• Gift recon: One way to totally demoralize a parent or spouse is to find a hidden present meant for you and then declare before December even arrives, “Hey, I see from a tour of your closet that you’re getting me that iPadPodBoy I asked for – thanks!”
• Humbug 2010: “You call that tinsel? Why, in my day, tinsel was made of lead and asbestos!”
• ’Tis the season for poinsettia paranoia: Why check the facts when rumor and hysteria are so much easier? The truth is that these plants probably won’t do in every child and pet within a six-mile radius. But that won’t stop some from screaming, “You’re going to kill Pookie!”
• Join in reindeer games: Too much rum in the eggnog again.

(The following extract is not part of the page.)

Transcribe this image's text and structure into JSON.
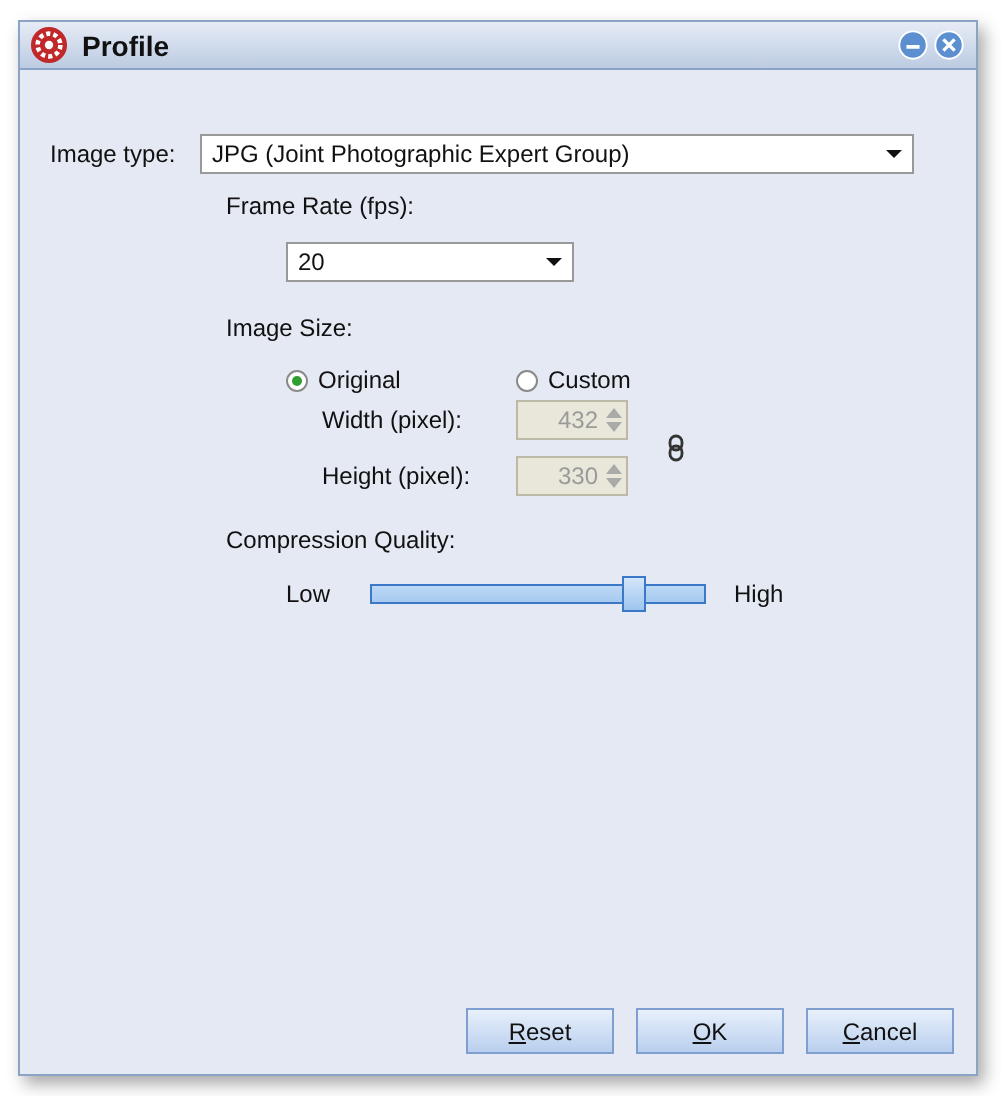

• Knock other people’s New Year’s resolutions: Admittedly, these seldom lead to lasting change. But you’re sure to depress friends and family members by saying things such as “Get in shape? You? Ahahahahaha.”

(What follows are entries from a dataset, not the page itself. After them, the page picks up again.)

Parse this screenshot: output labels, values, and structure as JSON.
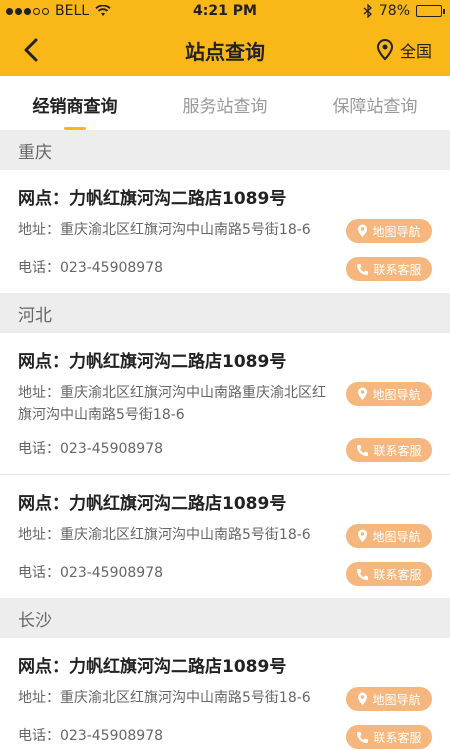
{
  "status_bar": {
    "carrier": "BELL",
    "time": "4:21 PM",
    "battery": "78%",
    "battery_level": 0.78
  },
  "navbar": {
    "title": "站点查询",
    "region": "全国"
  },
  "tabs": [
    {
      "label": "经销商查询",
      "active": true
    },
    {
      "label": "服务站查询",
      "active": false
    },
    {
      "label": "保障站查询",
      "active": false
    }
  ],
  "sections": [
    {
      "name": "重庆",
      "items": [
        {
          "title": "网点：力帆红旗河沟二路店1089号",
          "address": "地址：重庆渝北区红旗河沟中山南路5号街18-6",
          "phone": "电话：023-45908978",
          "nav_label": "地图导航",
          "call_label": "联系客服"
        }
      ]
    },
    {
      "name": "河北",
      "items": [
        {
          "title": "网点：力帆红旗河沟二路店1089号",
          "address": "地址：重庆渝北区红旗河沟中山南路重庆渝北区红旗河沟中山南路5号街18-6",
          "phone": "电话：023-45908978",
          "nav_label": "地图导航",
          "call_label": "联系客服"
        },
        {
          "title": "网点：力帆红旗河沟二路店1089号",
          "address": "地址：重庆渝北区红旗河沟中山南路5号街18-6",
          "phone": "电话：023-45908978",
          "nav_label": "地图导航",
          "call_label": "联系客服"
        }
      ]
    },
    {
      "name": "长沙",
      "items": [
        {
          "title": "网点：力帆红旗河沟二路店1089号",
          "address": "地址：重庆渝北区红旗河沟中山南路5号街18-6",
          "phone": "电话：023-45908978",
          "nav_label": "地图导航",
          "call_label": "联系客服"
        }
      ]
    }
  ],
  "colors": {
    "brand": "#f9b718",
    "pill": "#f5b77e"
  }
}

• Lights insanity: Turning the innocent idea of outdoor decorating into a feverish obsession or cutthroat competition is a seasonal version of too much of a good thing. Way too much.
• Mistletoe mauling: Saying “Hey, get me, I’m a TSA screener” won’t excuse you.
• “Nutcracker” humor overkill: A little goes a long way.
• Office party horror show: Most of these gatherings are no longer fueled by booze. But a powerful display of sucking up can still leave everyone feeling a bit woozy.
• “Peanuts” bashing: Heckling “A Charlie Brown Christmas” while others are straining to hear Linus recite the passage from Luke will endear you to no one.
• Quit referring to the holiday dinner as “Roast Beast” and stop putting toy soldiers in the tabletop Nativity scene: Unbeknownst to you, there are members of your family who enjoy these annual antics and interpret their discontinuation as a sign that you just don’t care anymore.
• Religious one-upmanship: One way to take the air out of a room at this time of year is to constantly remind anyone and everyone that, when it comes to Advent and the meaning of the season, no one is as holy and pious as you.
• Shopping sourpuss: Being a petulant whiner about having to select a couple of presents suggests that you believe you are the only person who is really busy right now.
• Tree wars: Getting all ugly and disagreeable about the whole Real vs. Fake debate can turn what ought to be a fun discussion into a cup o’ resentment.
• Unwrapping presents like a crazed rodent: Never mind that a certain loved one went to some trouble choosing that paper and making sure the folds came out perfectly even.
• Venting about the commercialization of Christmas (a corollary to “R”): Never letting five minutes pass without earnestly decrying the corruption of the celebration is an excellent way to remind everyone to not have any fun.
• Worrying as performance art: Yes, it’s vitally important to keep an eye on the money. An undisciplined spending spree could saddle your family with debt that will last much longer than the stuff you buy. You don’t want that. But at some point, constantly expressing anxiety about the bottom line transcends prudence.
• Xmas letters that embarrass your entire family: Not everyone thinks six pages of your comedy stylings make your Christmas cards merry and bright.
• Yule force the rest of your family to lose it: If you say one more time that you would rather spend two hours in the Airway Heights prison than in this mall.
• “Zuzu’s petals – bah!”: Telling a co-worker that she is a sap for liking “It’s a Wonderful Life” reminds some that every time a bell rings another jerk voices an opinion.